It’s important to know that you are not alone. Many patients, including our PBA Ambassadors, have had similar experiences. Tell your doctor how PBA episodes impact you so they can help you best manage your symptoms.
“I couldn’t stop [crying]. I didn’t have control. I had people telling me to be quiet, and it just kept coming. It was difficult.”
Robert, a patient living with traumatic brain injury (TBI) and PBA
Individual results vary. Robert is a real patient living with PBA.
The Importance of a PBA Diagnosis
PBA symptoms can look like a lot of other conditions, so it can be difficult to diagnose. In fact, it is often disguised, misinterpreted, and mistaken for depression. But if you are experiencing crying and/or laughing episodes that are exaggerated or don't match how you feel, you may have PBA. Talk to a specialist, such as a doctor that treats your neurologic condition or brain injury.
Carol, Sequena, and Mary Beth are all real patients who have received a PBA diagnosis and found treatment options that have worked for them.
Here’s what they have to say about their experiences:
Patient living with TBI and PBA
[The crying] came out of nowhere. I had no idea what was going on. I didn't feel sad or depressed. After receiving my PBA diagnosis, it was such a relief. I knew what I had. I knew that it had a specific name and there was a specific treatment for it.
Stroke survivor living with PBA
My kids seeing me have a [crying] episode, it hurt. I didn't want them to think they did anything wrong, so I would try to hide it. [Learning about PBA] was a lightbulb moment. I advocated for myself and got a diagnosis. It was great to finally know what was wrong and put a name to it.
Patient living with epilepsy and PBA
The intensity [of my crying] happened at inappropriate times. I was confused. When my neurologist told me it was PBA, I think she could read the sigh of relief on my face.

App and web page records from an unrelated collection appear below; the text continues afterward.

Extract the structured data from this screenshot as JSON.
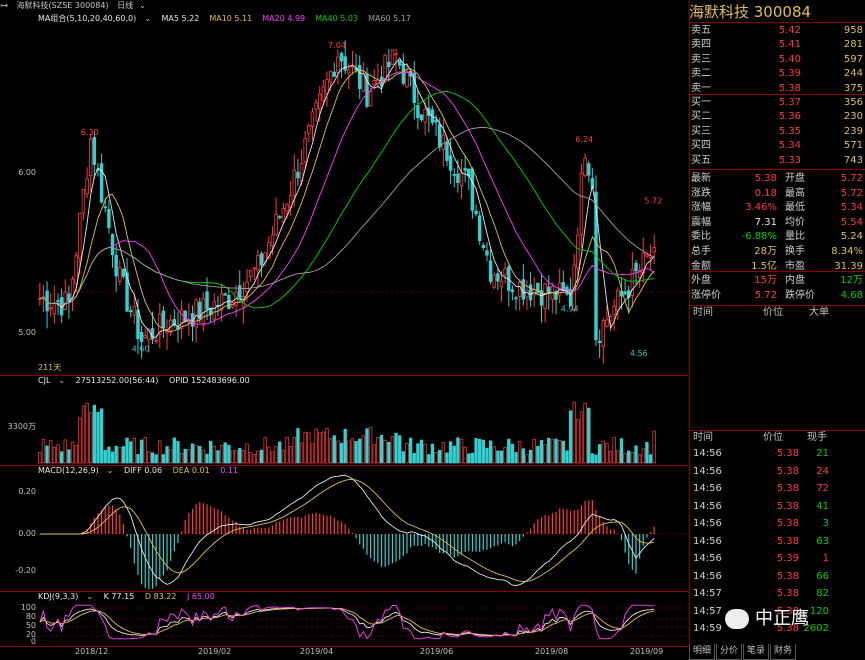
{
  "topbar": {
    "icon": "chain-icon",
    "stock": "海默科技(SZSE 300084)",
    "period": "日线",
    "dropdown": "chevron-down-icon"
  },
  "main": {
    "ma_label": "MA组合(5,10,20,40,60,0)",
    "ma": [
      {
        "t": "MA5 5.22",
        "c": "#e8e8e8"
      },
      {
        "t": "MA10 5.11",
        "c": "#e0c050"
      },
      {
        "t": "MA20 4.99",
        "c": "#ff40ff"
      },
      {
        "t": "MA40 5.03",
        "c": "#00d000"
      },
      {
        "t": "MA60 5.17",
        "c": "#a0a0a0"
      }
    ],
    "yticks": [
      "6.00",
      "5.00"
    ],
    "marks": [
      {
        "t": "6.30",
        "c": "#ff3b3b"
      },
      {
        "t": "4.60",
        "c": "#33c8c8"
      },
      {
        "t": "7.04",
        "c": "#ff3b3b"
      },
      {
        "t": "4.94",
        "c": "#33c8c8"
      },
      {
        "t": "6.24",
        "c": "#ff3b3b"
      },
      {
        "t": "4.56",
        "c": "#33c8c8"
      },
      {
        "t": "5.72",
        "c": "#ff3b3b"
      }
    ],
    "days": "211天"
  },
  "vol": {
    "label": "CJL",
    "v1": "27513252.00(56:44)",
    "v2": "OPID 152483696.00",
    "ytick": "3300万"
  },
  "macd": {
    "label": "MACD(12,26,9)",
    "diff": "DIFF 0.06",
    "dea": "DEA 0.01",
    "m": "0.11",
    "yticks": [
      "0.20",
      "0.00",
      "-0.20"
    ]
  },
  "kdj": {
    "label": "KDJ(9,3,3)",
    "k": "K 77.15",
    "d": "D 83.22",
    "j": "J 65.00",
    "yticks": [
      "100",
      "80",
      "50",
      "20",
      "0"
    ]
  },
  "xaxis": [
    "2018/12",
    "2019/02",
    "2019/04",
    "2019/06",
    "2019/08",
    "2019/09"
  ],
  "right": {
    "title": "海默科技  300084",
    "asks": [
      {
        "l": "卖五",
        "p": "5.42",
        "v": "958"
      },
      {
        "l": "卖四",
        "p": "5.41",
        "v": "281"
      },
      {
        "l": "卖三",
        "p": "5.40",
        "v": "597"
      },
      {
        "l": "卖二",
        "p": "5.39",
        "v": "244"
      },
      {
        "l": "卖一",
        "p": "5.38",
        "v": "375"
      }
    ],
    "bids": [
      {
        "l": "买一",
        "p": "5.37",
        "v": "356"
      },
      {
        "l": "买二",
        "p": "5.36",
        "v": "230"
      },
      {
        "l": "买三",
        "p": "5.35",
        "v": "239"
      },
      {
        "l": "买四",
        "p": "5.34",
        "v": "571"
      },
      {
        "l": "买五",
        "p": "5.33",
        "v": "743"
      }
    ],
    "quote": [
      {
        "l1": "最新",
        "v1": "5.38",
        "c1": "red",
        "l2": "开盘",
        "v2": "5.72",
        "c2": "red"
      },
      {
        "l1": "涨跌",
        "v1": "0.18",
        "c1": "red",
        "l2": "最高",
        "v2": "5.72",
        "c2": "red"
      },
      {
        "l1": "涨幅",
        "v1": "3.46%",
        "c1": "red",
        "l2": "最低",
        "v2": "5.34",
        "c2": "red"
      },
      {
        "l1": "震幅",
        "v1": "7.31",
        "c1": "white",
        "l2": "均价",
        "v2": "5.54",
        "c2": "red"
      },
      {
        "l1": "委比",
        "v1": "-6.88%",
        "c1": "green",
        "l2": "量比",
        "v2": "5.24",
        "c2": "yel"
      },
      {
        "l1": "总手",
        "v1": "28万",
        "c1": "yel",
        "l2": "换手",
        "v2": "8.34%",
        "c2": "yel"
      },
      {
        "l1": "金额",
        "v1": "1.5亿",
        "c1": "yel",
        "l2": "市盈",
        "v2": "31.39",
        "c2": "yel"
      }
    ],
    "quote2": [
      {
        "l1": "外盘",
        "v1": "15万",
        "c1": "red",
        "l2": "内盘",
        "v2": "12万",
        "c2": "green"
      },
      {
        "l1": "涨停价",
        "v1": "5.72",
        "c1": "red",
        "l2": "跌停价",
        "v2": "4.68",
        "c2": "green"
      }
    ],
    "bigorder_headers": [
      "时间",
      "价位",
      "大单"
    ],
    "tick_headers": [
      "时间",
      "价位",
      "现手"
    ],
    "ticks": [
      {
        "t": "14:56",
        "p": "5.38",
        "v": "21",
        "c": "green"
      },
      {
        "t": "14:56",
        "p": "5.38",
        "v": "24",
        "c": "red"
      },
      {
        "t": "14:56",
        "p": "5.38",
        "v": "72",
        "c": "red"
      },
      {
        "t": "14:56",
        "p": "5.38",
        "v": "41",
        "c": "green"
      },
      {
        "t": "14:56",
        "p": "5.38",
        "v": "3",
        "c": "green"
      },
      {
        "t": "14:56",
        "p": "5.38",
        "v": "63",
        "c": "green"
      },
      {
        "t": "14:56",
        "p": "5.39",
        "v": "1",
        "c": "red"
      },
      {
        "t": "14:56",
        "p": "5.38",
        "v": "66",
        "c": "green"
      },
      {
        "t": "14:57",
        "p": "5.38",
        "v": "82",
        "c": "green"
      },
      {
        "t": "14:57",
        "p": "5.38",
        "v": "120",
        "c": "green"
      },
      {
        "t": "14:59",
        "p": "5.38",
        "v": "2602",
        "c": "green"
      }
    ],
    "tabs": [
      "明细",
      "分价",
      "笔录",
      "财务"
    ],
    "watermark": "中正鹰"
  }
}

Finally, after all this time to know I'm not making it up, I'm not exaggerating.
Learn About How PBA Is Diagnosed
Identifying PBA with an accurate diagnosis is the first step in managing the condition.
Jill (left) is a real patient living with PBA. The other person depicted is not a real doctor.